The Hester Street Fair’s Humble Beginnings
By now, just about the whole world (or at least all of New York) knows about the Hester Street Fair. But as organizers prepare for their second weekend, it’s worth telling, as Paul Harvey would say, “the rest of the story.” We’ve already heard a lot about the team behind the Fair, including MTV’s SuChin Pak and architect Ron Castellano. But there’s another group that was also instrumental in launching one of the most talked about events the neighborhood has seen in years.
In the 1970’s, the parcel where the Hester Street Fair is now held was padlocked and forgotten by its owner, the Seward Park Co-op, as a security measure during the neighborhood’s “bad ol’ days.” For the next two decades, no one thought very much about it. Then in 2007, Pietro Filardo (a newly elected board member) began to wonder whether it was time to take a new look at the tree-lined lot, right next to the park.
That same year, he got together with another resident, Cynthia Lamb, and a few other shareholders to organize a “Hester lot party.” They cut a rusty old padlock and re-hung the front gate. They got plastic cones to cover up holes in the pavement and tree roots. There was food and a live band (“The JP Bowersock Quintet,” featuring Lamb and her husband). At the event, Filardo invited residents to take part in a contest to come up with ideas for the Hester lot.

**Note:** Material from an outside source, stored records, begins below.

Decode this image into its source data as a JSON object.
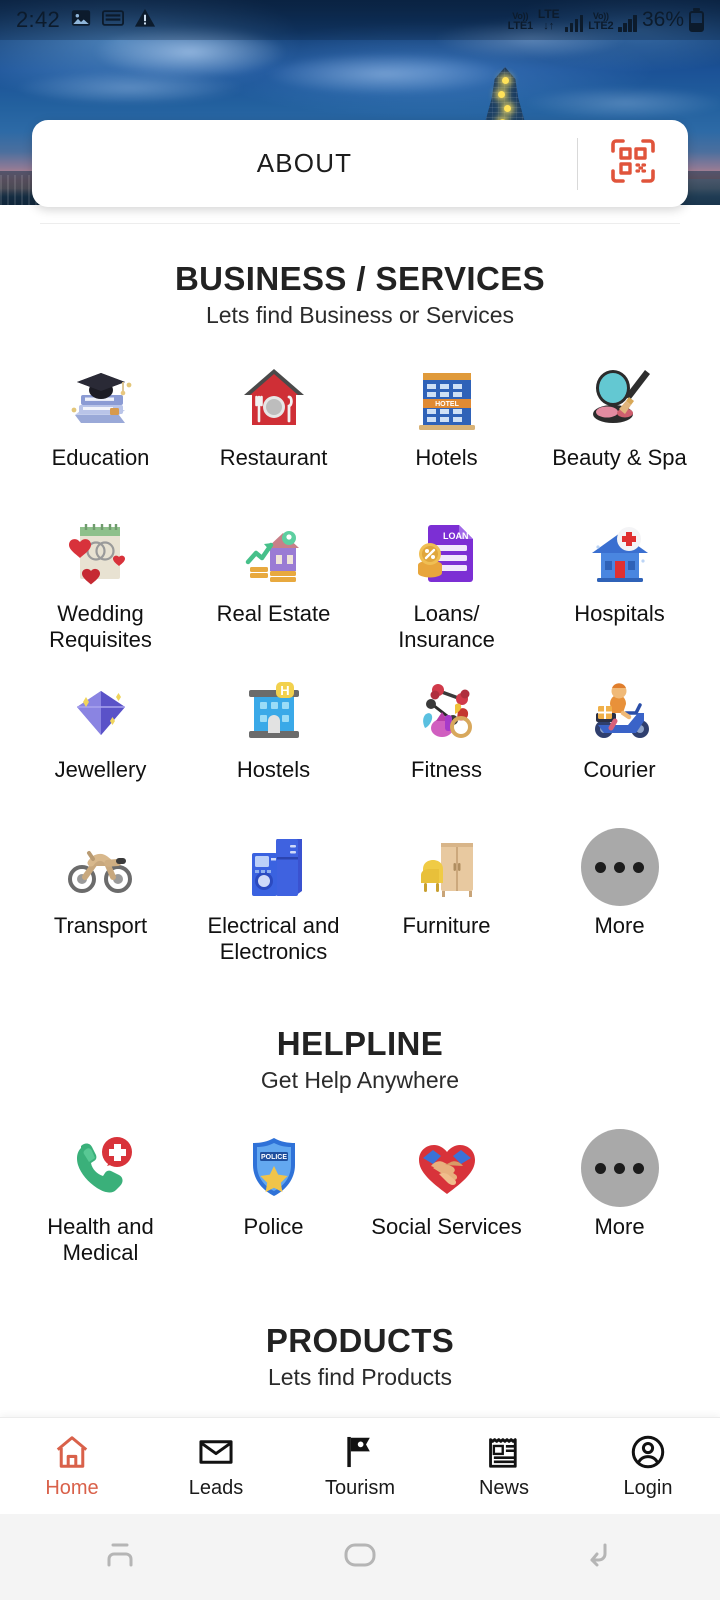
{
  "status_bar": {
    "time": "2:42",
    "left_icons": [
      "image-icon",
      "sim-card-icon",
      "warning-icon"
    ],
    "sim1_volte": "Vo))",
    "sim1_label": "LTE1",
    "lte_top": "LTE",
    "lte_arrows": "↓↑",
    "sim2_volte": "Vo))",
    "sim2_label": "LTE2",
    "battery_percent": "36%"
  },
  "header": {
    "card_label": "ABOUT",
    "qr_icon": "qr-scan-icon",
    "qr_color": "#e0543b"
  },
  "sections": [
    {
      "id": "business",
      "title": "BUSINESS / SERVICES",
      "subtitle": "Lets find Business or Services",
      "items": [
        {
          "label": "Education",
          "icon": "graduation-books-icon"
        },
        {
          "label": "Restaurant",
          "icon": "restaurant-house-icon"
        },
        {
          "label": "Hotels",
          "icon": "hotel-building-icon"
        },
        {
          "label": "Beauty & Spa",
          "icon": "makeup-brush-icon"
        },
        {
          "label": "Wedding Requisites",
          "icon": "wedding-rings-notepad-icon"
        },
        {
          "label": "Real Estate",
          "icon": "house-growth-chart-icon"
        },
        {
          "label": "Loans/ Insurance",
          "icon": "loan-document-icon"
        },
        {
          "label": "Hospitals",
          "icon": "hospital-building-icon"
        },
        {
          "label": "Jewellery",
          "icon": "gem-diamond-icon"
        },
        {
          "label": "Hostels",
          "icon": "hostel-building-icon"
        },
        {
          "label": "Fitness",
          "icon": "gym-equipment-icon"
        },
        {
          "label": "Courier",
          "icon": "delivery-scooter-icon"
        },
        {
          "label": "Transport",
          "icon": "motorbike-icon"
        },
        {
          "label": "Electrical and Electronics",
          "icon": "fridge-washer-icon"
        },
        {
          "label": "Furniture",
          "icon": "wardrobe-chair-icon"
        },
        {
          "label": "More",
          "icon": "more-dots-icon"
        }
      ]
    },
    {
      "id": "helpline",
      "title": "HELPLINE",
      "subtitle": "Get Help Anywhere",
      "items": [
        {
          "label": "Health and Medical",
          "icon": "emergency-call-icon"
        },
        {
          "label": "Police",
          "icon": "police-badge-icon"
        },
        {
          "label": "Social Services",
          "icon": "handshake-heart-icon"
        },
        {
          "label": "More",
          "icon": "more-dots-icon"
        }
      ]
    },
    {
      "id": "products",
      "title": "PRODUCTS",
      "subtitle": "Lets find Products",
      "items": []
    }
  ],
  "tabbar": {
    "active": "Home",
    "active_color": "#d9614a",
    "items": [
      {
        "label": "Home",
        "icon": "home-icon"
      },
      {
        "label": "Leads",
        "icon": "envelope-icon"
      },
      {
        "label": "Tourism",
        "icon": "flag-icon"
      },
      {
        "label": "News",
        "icon": "newspaper-icon"
      },
      {
        "label": "Login",
        "icon": "account-circle-icon"
      }
    ]
  },
  "system_nav": {
    "recents": "recents-icon",
    "home": "home-pill-icon",
    "back": "back-arrow-icon"
  }
}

The results were posted on a local web site, SPBuzz.
A good time was had by all, but not much came of the ideas right away. Then last spring Jac Zagoory, a Seward Park sharehoder, pushed Filardo on the concept of a flea market. Together, they began contacting several existing flea market operators, but there was little interest. A few months later, Filardo and the co-op’s new president (Michael Tumminia) reached out to The Lo-Down. In August, we posted a story publicizing the fact that the cooperative was on the lookout for a flea market operator.
Meanwhile, Pak, Castellano (et al.) were searching without much luck for the right space in the neighborhood for their concept, focused on “the best curated local goods, food and most importantly… the vibrant spirit of the community.” Then Pak heard from her friends at the web site, Tree Hugger, who had seen our story, and thought the Hester Street lot might be just what they were looking for. The rest, as they say, is history.
The other day, I asked Filardo about the Hester Street lot’s curious history. This much is clear. At one time, Hester Street did not dead-end on Essex Street, as it does today. The street was truncated in the 1950’s, when a large number of tenement buildings were condemned to build the sprawling Seward Park Housing complex. Filardo prepared the map below, depicting the immediate area then and now:
Last Saturday, I spoke with an original Seward Park resident, Judi Wind. She moved in on the third day after the cooperative opened in 1960. I asked her whether she recalled the Hester lot ever being used for anything. Wind told me, “no” — it was simply a passageway into the co-op buildings. Due to concerns about muggings and drug dealing, the lot was fenced off. Wind noted the Lower East Side is a whole lot safer today than it was in the 70’s, but also said security cameras (installed a few weeks ago) were obviously not an option back then.
This past weekend, Filardo and Tumminia were obviously pleased the Fair has gotten off to such a good start. For several years, businesses have been trying to figure out how to recapture the “bargain district’s” magic, enticing shoppers to come downtown.
On Saturday, the streets around Seward Park were filled with people who seldom venture below Houston, much less below Delancey. If the pattern continues this weekend and beyond, the Hester Street Fair could be a major asset to the neighborhood.